Duchman Family Winery, Sangiovese, 2012
Who Likes It: Jennifer Eby, Rosewood Mansion at Turtle Creek, Dallas
A recent addition to Dallas by way of Botero restaurant at the Wynn Hotel in Las Vegas, Eby has been pleasantly surprised to explore the Dallas wine community as well as the wines of Texas. Having worked with a predominantly Italian wine list when she was living in Las Vegas, Eby was particularly happy to discover the wines from Duchman Family Winery, which produces a wide number of Italian varietal wines.
“I have a special love for Italian wines and I was so delighted to learn that Italian varietals are doing so well in Texas,” says Eby. “I was thrilled to add the Duchman Sangiovese to our list at the hotel.”
Sangiovese is a common grape variety throughout Italy. (It’s the most planted red grape across the country.) But it has won particular favor in the Tuscan region where iconic appellations such as Brunello di Montalcino, Chianti and Chianti Classico produce some of the world’s most prized Sangiovese wines.
Why She Likes It:
“Showcasing a distinctive ‘sense of place’ is a tradition at all of the Rosewood properties, and this wine has wonderful terroir, which is the perfect wine descriptor for ‘sense of place,’” says Eby. “I really enjoy living in a state that is passionate about all things Texas, including its wines! Duchman makes a terrific Aglianico as well, which is a grape grown in Campania and Basilicata in Southern Italy. This is a winery that is on the right track with the Italian varietals and I would love to see them experiment with some Sicilian varietals in the future.”
“The Duchman Sangiovese is very Tuscan in style, with bright red fruits, aromas of smoke, earth, and herbs,” says Eby. “It will pair nicely with grilled and roasted meat, a nice juicy burger, charcuterie, tomato-based pasta dishes, cheeses, and of course, pizza!”

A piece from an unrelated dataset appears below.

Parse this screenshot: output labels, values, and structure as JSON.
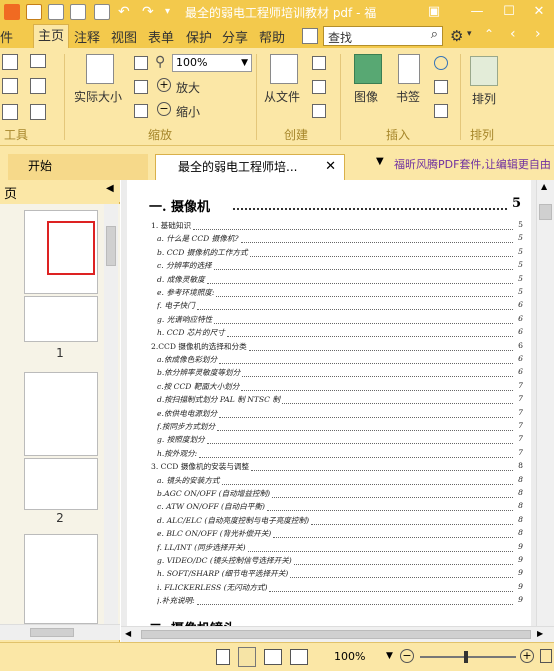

Note from the Winemaker: Dave Reilly, Duchman Family Winery
“The grapes for the 2012 Duchman Sangiovese all come from the Reddy Vineyards, located in Brownfield (southwest of Lubbock),” says Reilly. “The vines were planted in 2006, and are still young, but only yield better and better fruit as the roots dig deeper into the dry Texas soil to look for water. Sangiovese is ideally suited to the hot, dry soil here, and this wine is proof of that.”